work on the large-scale projects needed to support research
activities aimed at understanding the physics of the universe,” but
noted that “concomitant investments in theory, simulation, data
archiving, and user groups are essential” as well. It did not
address cost and budgeting issues, nor how these projects fit in
with goals, projects and facilities in other areas of physics or

A summary of the report’s recommendations in priority order, divided
into near-term and longer-term efforts, follows. In the report,
each recommendation is accompanied by a detailed discussion of the
scientific question, relevant agency projects and proposals,
findings that provide justification for the recommendations, and in
many cases a suggested time frame for implementing the


Dark Energy:

Three projects to investigate Dark Energy are recommended: a
still-to-be-defined NASA/DOE Joint Dark Energy Mission (JDEM); a
study of “the weak lensing produced by Dark Matter” by a
ground-based Large-aperture Synoptic Survey Telescope (LSST); and
observations of galaxy clusters by space-based X-ray and
ground-based Cosmic Microwave Background (CMB) observations.

Dark Matter, Neutrinos, and Proton Decay:

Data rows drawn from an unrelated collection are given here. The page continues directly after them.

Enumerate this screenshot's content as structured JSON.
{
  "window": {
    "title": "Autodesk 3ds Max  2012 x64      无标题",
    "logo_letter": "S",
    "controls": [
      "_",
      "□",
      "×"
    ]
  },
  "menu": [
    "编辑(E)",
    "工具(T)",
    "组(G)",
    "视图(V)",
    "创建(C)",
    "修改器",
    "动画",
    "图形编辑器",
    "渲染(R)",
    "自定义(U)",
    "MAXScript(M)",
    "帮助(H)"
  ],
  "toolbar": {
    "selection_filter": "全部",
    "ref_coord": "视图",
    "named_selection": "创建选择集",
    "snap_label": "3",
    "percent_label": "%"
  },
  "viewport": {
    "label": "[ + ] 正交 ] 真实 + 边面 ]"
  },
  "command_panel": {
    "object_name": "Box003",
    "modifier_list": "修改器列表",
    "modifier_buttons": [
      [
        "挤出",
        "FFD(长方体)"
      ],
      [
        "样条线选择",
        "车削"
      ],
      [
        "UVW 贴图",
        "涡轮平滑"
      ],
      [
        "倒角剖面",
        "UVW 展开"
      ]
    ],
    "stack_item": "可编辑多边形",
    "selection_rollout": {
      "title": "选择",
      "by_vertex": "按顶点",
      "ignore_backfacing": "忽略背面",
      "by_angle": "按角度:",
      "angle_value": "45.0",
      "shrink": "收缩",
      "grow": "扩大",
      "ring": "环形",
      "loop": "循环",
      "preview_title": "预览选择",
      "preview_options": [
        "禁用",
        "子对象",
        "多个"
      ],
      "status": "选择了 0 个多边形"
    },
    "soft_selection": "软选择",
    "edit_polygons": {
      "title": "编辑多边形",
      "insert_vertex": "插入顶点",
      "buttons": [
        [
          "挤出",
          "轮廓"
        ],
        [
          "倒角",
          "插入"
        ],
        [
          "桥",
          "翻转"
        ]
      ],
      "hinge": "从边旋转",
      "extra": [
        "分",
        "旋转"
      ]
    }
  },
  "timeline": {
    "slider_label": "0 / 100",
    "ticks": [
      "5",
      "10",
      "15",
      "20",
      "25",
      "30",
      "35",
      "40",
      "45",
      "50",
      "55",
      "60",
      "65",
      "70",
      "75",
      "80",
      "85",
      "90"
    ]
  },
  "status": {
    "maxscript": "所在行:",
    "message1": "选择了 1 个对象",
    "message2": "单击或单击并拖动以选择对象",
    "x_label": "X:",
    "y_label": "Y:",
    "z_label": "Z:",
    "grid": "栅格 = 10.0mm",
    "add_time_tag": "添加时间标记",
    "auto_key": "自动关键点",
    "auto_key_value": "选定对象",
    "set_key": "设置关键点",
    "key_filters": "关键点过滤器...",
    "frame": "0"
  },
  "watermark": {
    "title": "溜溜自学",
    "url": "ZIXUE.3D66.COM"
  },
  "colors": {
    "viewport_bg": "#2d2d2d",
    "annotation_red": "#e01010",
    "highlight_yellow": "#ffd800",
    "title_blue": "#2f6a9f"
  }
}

NSF and DOE should collaborate to “identify a core suite of physics
experiments” for research into Dark Matter, neutrinos, and proton
decay; and NSF should take the lead on conceptual development and
formulation of a scientific roadmap for an underground laboratory


Two efforts are recommended: enhanced numerical relativity research
for more accurate simulation of gravitational wave sources; and “the
timely upgrade of the Laser Interferometer Gravitational Wave
Observatory (LIGO) and execution of the Laser Interferometer Space
Antenna (LISA) mission.”


Origin of Heavy Elements:
The report calls for DOE and NSF to develop roadmaps for the
proposed Rare Isotope Accelerator (RIA), and for “the major
components of a national nuclear astrophysics program.”

Birth of the Universe:

DOE, NSF and NASA should jointly develop “a roadmap for decisive
measurements” of cosmic microwave background polarization.

High Density and High Temperature Physics:

NSF, DOE, NASA and NIST should generate a roadmap for major
components of a “balanced, comprehensive” national high energy
density physics program; DOE and NSF should develop a roadmap for
upgrading the luminosity and maximizing the impact on high energy
density physics of the Relativistic Heavy Ion Collider (RHIC); and
at least one of NNSA’s major compression facilities should include a
high-energy, high-intensity laser capability “to observe and
characterize the dynamic behavior of high-energy-density matter.”

High Energy Cosmic Ray Physics:

DOE and NSF should work to “ensure that the Pierre Auger southern
array [under construction in Argentina] is completed” and review its
results to “consider plans for a possible northern array.”

Audrey T. Leath

Media and Government Relations Division

The American Institute of Physics

(301) 209-3094

SpaceRef staff editor.